Word for word, retype the tail of the data below, starting with the line that has "What's the underlying" and including the last line.

[Extracted data entries]
::::::::

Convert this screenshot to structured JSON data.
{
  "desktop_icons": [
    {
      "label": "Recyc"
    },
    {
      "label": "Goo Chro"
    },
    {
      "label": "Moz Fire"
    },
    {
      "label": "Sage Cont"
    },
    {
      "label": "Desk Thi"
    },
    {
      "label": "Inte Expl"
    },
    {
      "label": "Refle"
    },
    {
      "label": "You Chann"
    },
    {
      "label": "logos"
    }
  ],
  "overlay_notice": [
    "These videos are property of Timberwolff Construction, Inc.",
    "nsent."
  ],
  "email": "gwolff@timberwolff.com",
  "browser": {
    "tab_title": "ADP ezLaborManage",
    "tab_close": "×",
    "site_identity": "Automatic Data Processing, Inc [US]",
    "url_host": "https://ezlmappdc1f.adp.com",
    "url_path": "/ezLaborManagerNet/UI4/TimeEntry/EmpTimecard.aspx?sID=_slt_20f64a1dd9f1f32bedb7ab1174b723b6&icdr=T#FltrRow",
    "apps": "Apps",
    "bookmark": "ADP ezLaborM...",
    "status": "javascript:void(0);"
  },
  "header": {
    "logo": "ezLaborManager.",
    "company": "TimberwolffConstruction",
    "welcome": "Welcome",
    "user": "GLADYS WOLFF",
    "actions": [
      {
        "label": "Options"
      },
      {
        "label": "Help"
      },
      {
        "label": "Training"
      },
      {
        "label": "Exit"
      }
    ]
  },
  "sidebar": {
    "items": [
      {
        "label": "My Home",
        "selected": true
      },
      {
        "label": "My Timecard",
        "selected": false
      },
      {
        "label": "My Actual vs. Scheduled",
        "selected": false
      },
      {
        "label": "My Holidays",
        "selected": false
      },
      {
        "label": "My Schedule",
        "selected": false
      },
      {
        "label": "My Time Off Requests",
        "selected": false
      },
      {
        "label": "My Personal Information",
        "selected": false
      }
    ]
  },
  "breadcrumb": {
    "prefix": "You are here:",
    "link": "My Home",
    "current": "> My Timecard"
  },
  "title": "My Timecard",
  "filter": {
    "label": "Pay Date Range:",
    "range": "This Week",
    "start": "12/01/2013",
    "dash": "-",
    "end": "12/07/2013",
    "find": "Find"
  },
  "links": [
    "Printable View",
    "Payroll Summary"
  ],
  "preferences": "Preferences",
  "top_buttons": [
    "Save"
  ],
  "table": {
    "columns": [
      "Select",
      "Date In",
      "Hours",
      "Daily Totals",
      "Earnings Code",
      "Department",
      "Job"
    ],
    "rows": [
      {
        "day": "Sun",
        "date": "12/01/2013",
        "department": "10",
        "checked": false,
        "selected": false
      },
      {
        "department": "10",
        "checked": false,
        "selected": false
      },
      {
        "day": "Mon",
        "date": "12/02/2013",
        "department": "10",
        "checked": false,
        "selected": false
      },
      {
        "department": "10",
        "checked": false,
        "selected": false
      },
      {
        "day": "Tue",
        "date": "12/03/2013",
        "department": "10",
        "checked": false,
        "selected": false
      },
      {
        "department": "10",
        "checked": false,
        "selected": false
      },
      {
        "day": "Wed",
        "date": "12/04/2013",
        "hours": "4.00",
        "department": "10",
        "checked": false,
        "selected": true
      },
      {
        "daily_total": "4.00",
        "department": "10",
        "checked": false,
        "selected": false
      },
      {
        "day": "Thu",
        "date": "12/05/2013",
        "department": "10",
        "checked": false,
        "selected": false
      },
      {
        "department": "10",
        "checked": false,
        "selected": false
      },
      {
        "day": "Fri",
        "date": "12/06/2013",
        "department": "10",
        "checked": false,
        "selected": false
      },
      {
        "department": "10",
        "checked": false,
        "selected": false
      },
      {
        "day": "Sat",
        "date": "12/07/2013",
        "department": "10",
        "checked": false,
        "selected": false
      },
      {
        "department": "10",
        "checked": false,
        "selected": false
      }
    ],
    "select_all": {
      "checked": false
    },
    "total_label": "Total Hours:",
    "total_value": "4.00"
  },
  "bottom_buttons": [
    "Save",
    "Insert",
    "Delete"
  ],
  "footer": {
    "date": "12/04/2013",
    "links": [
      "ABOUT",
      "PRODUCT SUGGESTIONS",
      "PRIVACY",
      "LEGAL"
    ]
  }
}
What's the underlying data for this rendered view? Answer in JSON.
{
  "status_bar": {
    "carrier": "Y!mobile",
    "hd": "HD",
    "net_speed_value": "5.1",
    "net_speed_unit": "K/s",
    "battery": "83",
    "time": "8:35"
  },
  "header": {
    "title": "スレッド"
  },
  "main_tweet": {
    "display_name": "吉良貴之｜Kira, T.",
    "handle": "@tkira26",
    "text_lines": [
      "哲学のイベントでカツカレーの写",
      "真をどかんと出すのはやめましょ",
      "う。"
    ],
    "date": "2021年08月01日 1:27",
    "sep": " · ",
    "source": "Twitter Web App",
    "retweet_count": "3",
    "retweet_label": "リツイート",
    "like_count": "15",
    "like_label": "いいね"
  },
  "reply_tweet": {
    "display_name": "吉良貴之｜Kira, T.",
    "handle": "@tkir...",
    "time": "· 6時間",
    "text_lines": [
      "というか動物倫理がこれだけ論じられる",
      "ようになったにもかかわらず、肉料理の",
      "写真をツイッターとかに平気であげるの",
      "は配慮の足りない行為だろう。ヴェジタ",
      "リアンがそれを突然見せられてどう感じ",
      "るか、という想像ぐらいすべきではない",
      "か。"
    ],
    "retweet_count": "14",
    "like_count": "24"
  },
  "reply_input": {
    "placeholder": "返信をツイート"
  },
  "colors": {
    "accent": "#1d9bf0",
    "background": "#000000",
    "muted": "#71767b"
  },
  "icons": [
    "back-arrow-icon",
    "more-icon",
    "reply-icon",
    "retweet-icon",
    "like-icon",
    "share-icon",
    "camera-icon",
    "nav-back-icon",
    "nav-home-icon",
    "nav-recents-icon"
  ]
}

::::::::

▸ **Task output**:
What's the underlying data for this rendered view? Answer in JSON.
{
  "status_bar": {
    "carrier": "Y!mobile",
    "hd": "HD",
    "net_speed_value": "5.1",
    "net_speed_unit": "K/s",
    "battery": "83",
    "time": "8:35"
  },
  "header": {
    "title": "スレッド"
  },
  "main_tweet": {
    "display_name": "吉良貴之｜Kira, T.",
    "handle": "@tkira26",
    "text_lines": [
      "哲学のイベントでカツカレーの写",
      "真をどかんと出すのはやめましょ",
      "う。"
    ],
    "date": "2021年08月01日 1:27",
    "sep": " · ",
    "source": "Twitter Web App",
    "retweet_count": "3",
    "retweet_label": "リツイート",
    "like_count": "15",
    "like_label": "いいね"
  },
  "reply_tweet": {
    "display_name": "吉良貴之｜Kira, T.",
    "handle": "@tkir...",
    "time": "· 6時間",
    "text_lines": [
      "というか動物倫理がこれだけ論じられる",
      "ようになったにもかかわらず、肉料理の",
      "写真をツイッターとかに平気であげるの",
      "は配慮の足りない行為だろう。ヴェジタ",
      "リアンがそれを突然見せられてどう感じ",
      "るか、という想像ぐらいすべきではない",
      "か。"
    ],
    "retweet_count": "14",
    "like_count": "24"
  },
  "reply_input": {
    "placeholder": "返信をツイート"
  },
  "colors": {
    "accent": "#1d9bf0",
    "background": "#000000",
    "muted": "#71767b"
  },
  "icons": [
    "back-arrow-icon",
    "more-icon",
    "reply-icon",
    "retweet-icon",
    "like-icon",
    "share-icon",
    "camera-icon",
    "nav-back-icon",
    "nav-home-icon",
    "nav-recents-icon"
  ]
}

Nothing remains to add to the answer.